EXERCISE DESCRIPTION = In the entries below, find each line where the word "down" appears and give only the total count of such lines.

EXERCISE MATERIALS =
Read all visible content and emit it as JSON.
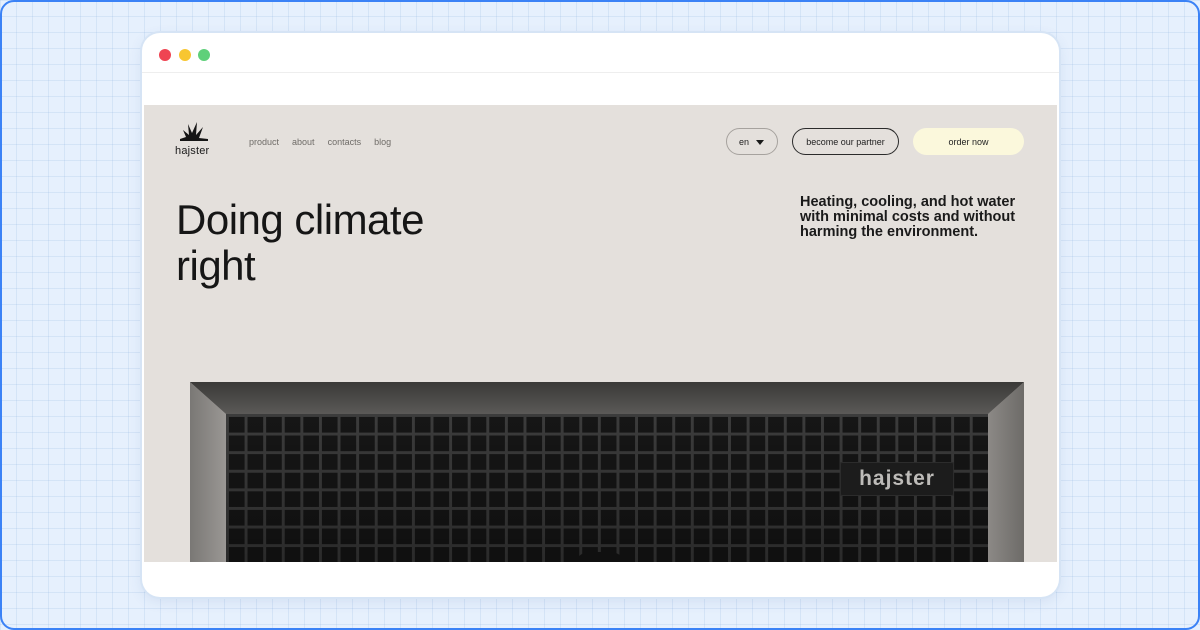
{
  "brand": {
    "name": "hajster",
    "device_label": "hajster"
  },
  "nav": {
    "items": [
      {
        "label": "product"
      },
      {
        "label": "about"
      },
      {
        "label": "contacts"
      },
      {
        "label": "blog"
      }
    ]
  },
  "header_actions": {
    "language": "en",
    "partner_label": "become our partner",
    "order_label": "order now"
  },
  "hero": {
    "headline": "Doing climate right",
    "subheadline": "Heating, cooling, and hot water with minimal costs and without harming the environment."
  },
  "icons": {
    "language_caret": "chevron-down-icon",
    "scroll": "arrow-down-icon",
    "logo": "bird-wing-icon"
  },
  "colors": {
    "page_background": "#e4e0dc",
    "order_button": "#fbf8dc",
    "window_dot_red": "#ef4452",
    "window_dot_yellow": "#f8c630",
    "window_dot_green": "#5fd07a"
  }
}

ANSWER SECTION = 2